“Having fail-safe features already in the SIMATIC PLC greatly simplifies the panel’s design, on top of the PLC’s already small size, both of which also saves space,” says Gonzalez. “And by eliminating safety relays, which require a lot of complex wiring, it also makes panel manufacturing much easier.”
Troubleshooting is much easier too. Although the Siemens SIMATIC PLC product families, such as the S7-1200 series, are widely known for their reliability, he prizes the integrated diagnostics that can be remotely tapped if necessary. In the earlier generation, problems like a faulty safety relay often brought production to a lengthy halt.
Now, Charter Controls can dial into the PLC remotely and know exactly which circuit needs attention, saving plenty of time. In addition to the SIMATIC PLC, the full solution from Charter Controls uses a SINAMICS S120 drive to control the accurate and precise positioning of the Accu-Cut saw’s carriage, even under tons of weight, while a compact SINAMICS G120 drive controls the saw bar.
A nine-inch Siemens Comfort Panel HMI display provides a color touchscreen with plenty of space for operator information and controls interaction.
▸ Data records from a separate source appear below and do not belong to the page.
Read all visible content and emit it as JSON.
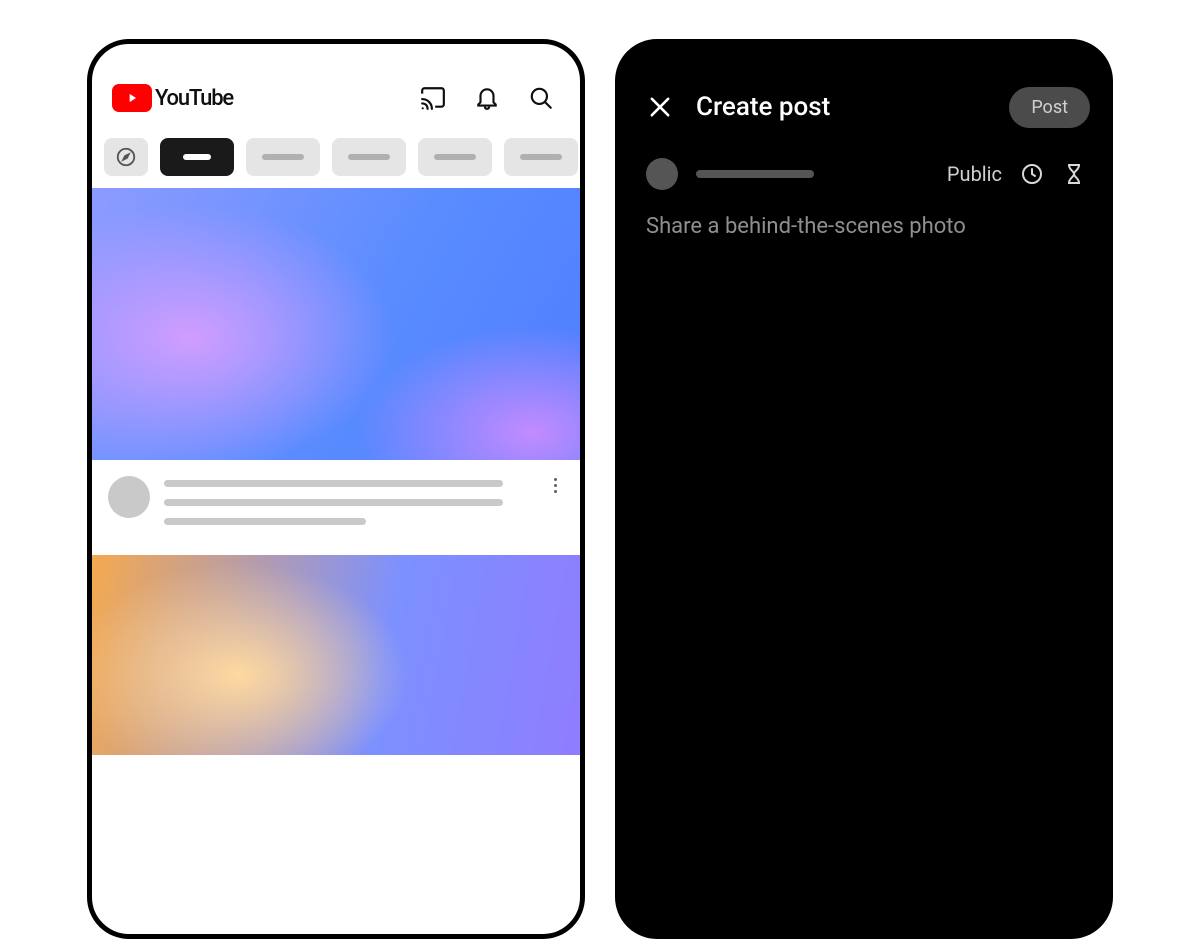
{
  "left": {
    "brand": "YouTube"
  },
  "right": {
    "title": "Create post",
    "post_button": "Post",
    "visibility": "Public",
    "placeholder": "Share a behind-the-scenes photo"
  }
}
The Charter Controls solution team used the Siemens TIA Portal, a common software engineering framework for its Totally Integrated Automation (TIA) portfolio, to program the SIMATIC PLC with the Accu-Cut saw’s many recipes. The saws use Safe Torque Off to stop the motors during emergency stops.
“The TIA Portal reduced our PLC and HMI software programming time by as much as 30 percent, saving us days if not weeks,” Gonzalez says. “The function libraries that come with the TIA Portal along with the programming diagnostics are big time savers. We can also save our own code for reuse, which extends the value of time invested in original software development.”
Precision remains a central focus. Wold points out that while the saw’s specifications state that it can cut to 1/32nd of an inch or 0.8 mm, actual performance can be accurate to half that.
For example, if the motor starts drawing over 15 or 16 amps, the saw can slow down by as much as 50 percent, adjusting the cutting speed automatically to keep the cut precise. For Charter Controls, having Siemens as its “one-stop-shop” simplifies procurement, manufacturing, commissioning, service and support. Gonzalez also values the open standards Siemens uses in designing and engineering those components, which he says helps integration with needed third-party components.
Overall, the Accu-Cut’s new control panel has helped improve the safety and serviceability with the SIMATIC PLC’s integrated safety and remote diagnostics. While the former is critical for the Accu-Cut’s safe operation, the latter is important for both Wold, as first-line support, and Gonzalez, as the escalation point.
“Being able to dial into a customer’s saw wherever it is in the world is a big advantage for us and for our customers,” Wold says, noting that Siemens worldwide presence is also a competitive advantage for Pacific Trail.Have an Inquiry for Siemens about this article? Click Here >>